• _Aim of the task_:
Could you please find each line in the records that contains the word "Anisa" and copy it?

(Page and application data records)
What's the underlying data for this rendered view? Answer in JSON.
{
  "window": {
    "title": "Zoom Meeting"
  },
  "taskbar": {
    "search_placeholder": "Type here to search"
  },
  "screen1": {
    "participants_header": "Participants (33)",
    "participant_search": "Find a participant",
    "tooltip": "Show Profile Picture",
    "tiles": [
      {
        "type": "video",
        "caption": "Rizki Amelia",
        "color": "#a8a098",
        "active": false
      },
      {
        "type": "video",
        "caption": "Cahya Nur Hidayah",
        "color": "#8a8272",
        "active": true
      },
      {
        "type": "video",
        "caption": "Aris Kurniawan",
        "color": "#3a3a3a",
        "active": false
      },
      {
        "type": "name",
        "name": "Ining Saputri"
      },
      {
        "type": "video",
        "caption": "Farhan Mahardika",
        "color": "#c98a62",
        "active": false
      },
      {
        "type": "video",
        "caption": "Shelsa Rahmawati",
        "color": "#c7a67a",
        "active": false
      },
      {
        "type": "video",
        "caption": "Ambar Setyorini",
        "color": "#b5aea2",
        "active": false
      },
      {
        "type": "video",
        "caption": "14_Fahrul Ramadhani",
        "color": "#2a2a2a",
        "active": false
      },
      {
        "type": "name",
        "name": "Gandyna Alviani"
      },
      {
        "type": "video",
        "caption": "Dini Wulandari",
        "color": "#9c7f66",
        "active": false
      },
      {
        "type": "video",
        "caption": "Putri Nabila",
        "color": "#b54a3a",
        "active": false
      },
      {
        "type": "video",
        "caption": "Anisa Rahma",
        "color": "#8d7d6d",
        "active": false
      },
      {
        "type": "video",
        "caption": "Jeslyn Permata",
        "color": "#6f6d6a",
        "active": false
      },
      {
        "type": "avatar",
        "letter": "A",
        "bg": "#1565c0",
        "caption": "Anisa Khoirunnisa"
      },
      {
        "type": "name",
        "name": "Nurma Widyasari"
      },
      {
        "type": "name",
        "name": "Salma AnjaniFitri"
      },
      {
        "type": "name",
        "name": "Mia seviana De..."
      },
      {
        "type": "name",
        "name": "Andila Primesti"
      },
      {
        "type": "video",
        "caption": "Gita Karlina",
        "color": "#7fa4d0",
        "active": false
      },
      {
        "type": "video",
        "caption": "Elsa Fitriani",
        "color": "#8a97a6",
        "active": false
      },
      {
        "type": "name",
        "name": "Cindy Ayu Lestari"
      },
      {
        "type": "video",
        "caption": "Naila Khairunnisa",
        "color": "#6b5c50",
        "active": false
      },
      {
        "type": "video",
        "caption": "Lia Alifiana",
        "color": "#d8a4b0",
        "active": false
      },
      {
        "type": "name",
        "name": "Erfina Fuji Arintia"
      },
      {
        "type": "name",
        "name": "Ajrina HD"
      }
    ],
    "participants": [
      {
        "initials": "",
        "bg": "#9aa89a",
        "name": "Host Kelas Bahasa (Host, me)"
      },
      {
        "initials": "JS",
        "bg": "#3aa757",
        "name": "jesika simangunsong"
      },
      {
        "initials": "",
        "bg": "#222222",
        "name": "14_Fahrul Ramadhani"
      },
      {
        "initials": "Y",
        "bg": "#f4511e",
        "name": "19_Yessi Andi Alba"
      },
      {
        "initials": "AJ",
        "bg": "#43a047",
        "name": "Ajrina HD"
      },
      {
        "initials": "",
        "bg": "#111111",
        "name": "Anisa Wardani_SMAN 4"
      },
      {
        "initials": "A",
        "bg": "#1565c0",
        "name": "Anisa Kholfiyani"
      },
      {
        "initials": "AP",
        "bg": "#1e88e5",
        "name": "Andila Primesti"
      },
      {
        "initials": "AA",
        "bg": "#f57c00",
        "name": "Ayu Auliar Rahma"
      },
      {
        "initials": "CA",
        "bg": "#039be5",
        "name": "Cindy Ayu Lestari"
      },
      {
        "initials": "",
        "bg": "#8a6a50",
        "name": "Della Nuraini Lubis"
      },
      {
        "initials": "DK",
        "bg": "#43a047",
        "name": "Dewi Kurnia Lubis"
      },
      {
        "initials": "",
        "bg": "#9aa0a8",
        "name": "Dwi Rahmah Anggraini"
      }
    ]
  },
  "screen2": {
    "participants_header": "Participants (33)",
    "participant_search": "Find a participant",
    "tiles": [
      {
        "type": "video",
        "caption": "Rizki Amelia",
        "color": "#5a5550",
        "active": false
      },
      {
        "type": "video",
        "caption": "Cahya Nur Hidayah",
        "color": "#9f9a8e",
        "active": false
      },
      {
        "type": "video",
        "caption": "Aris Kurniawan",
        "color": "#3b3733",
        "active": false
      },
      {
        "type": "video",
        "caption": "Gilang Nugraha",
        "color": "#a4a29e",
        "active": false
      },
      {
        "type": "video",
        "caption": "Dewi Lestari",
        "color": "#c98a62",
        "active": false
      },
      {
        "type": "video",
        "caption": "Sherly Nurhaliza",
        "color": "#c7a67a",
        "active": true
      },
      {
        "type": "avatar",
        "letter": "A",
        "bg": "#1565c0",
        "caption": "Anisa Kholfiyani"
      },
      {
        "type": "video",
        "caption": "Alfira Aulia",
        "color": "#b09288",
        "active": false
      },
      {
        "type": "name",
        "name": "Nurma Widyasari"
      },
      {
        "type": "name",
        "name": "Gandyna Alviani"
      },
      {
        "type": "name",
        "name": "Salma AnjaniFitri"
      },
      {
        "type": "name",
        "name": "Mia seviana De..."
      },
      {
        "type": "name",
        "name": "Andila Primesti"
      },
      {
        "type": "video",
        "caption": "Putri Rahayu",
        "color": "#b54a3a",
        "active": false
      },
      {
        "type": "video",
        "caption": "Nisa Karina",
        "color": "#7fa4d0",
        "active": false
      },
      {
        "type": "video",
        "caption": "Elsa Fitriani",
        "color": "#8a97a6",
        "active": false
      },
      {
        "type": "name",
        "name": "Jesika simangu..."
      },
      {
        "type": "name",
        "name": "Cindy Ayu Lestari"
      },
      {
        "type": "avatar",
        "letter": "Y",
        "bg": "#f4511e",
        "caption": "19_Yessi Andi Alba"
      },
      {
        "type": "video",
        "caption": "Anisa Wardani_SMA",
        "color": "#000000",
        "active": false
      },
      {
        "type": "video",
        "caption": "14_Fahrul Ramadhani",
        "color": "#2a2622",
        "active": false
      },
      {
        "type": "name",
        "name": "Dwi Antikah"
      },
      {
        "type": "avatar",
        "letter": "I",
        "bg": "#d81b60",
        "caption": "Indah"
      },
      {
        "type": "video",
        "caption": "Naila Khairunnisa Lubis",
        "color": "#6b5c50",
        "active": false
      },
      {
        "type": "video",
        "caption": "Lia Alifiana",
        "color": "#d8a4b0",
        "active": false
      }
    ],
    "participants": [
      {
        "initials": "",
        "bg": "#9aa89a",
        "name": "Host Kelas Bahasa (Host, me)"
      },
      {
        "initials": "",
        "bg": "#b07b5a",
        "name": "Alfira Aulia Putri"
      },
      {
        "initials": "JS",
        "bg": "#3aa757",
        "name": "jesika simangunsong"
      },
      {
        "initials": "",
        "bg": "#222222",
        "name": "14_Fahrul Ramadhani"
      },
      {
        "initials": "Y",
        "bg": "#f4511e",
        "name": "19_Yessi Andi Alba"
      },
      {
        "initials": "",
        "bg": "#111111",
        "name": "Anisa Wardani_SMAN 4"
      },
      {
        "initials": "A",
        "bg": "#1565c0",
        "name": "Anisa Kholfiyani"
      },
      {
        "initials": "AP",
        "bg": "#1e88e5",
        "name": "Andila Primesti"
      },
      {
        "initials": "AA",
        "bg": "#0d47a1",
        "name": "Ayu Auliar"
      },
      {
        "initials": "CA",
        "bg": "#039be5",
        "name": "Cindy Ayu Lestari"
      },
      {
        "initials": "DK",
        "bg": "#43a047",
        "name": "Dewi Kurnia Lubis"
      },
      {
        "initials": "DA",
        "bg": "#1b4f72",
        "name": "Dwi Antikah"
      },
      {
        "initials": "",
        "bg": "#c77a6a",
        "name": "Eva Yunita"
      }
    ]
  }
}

• _Exercise output_:
        "caption": "Anisa Rahma",
        "caption": "Anisa Khoirunnisa"
        "name": "Anisa Wardani_SMAN 4"
        "name": "Anisa Kholfiyani"
        "caption": "Anisa Kholfiyani"
        "caption": "Anisa Wardani_SMA",
        "name": "Anisa Wardani_SMAN 4"
        "name": "Anisa Kholfiyani"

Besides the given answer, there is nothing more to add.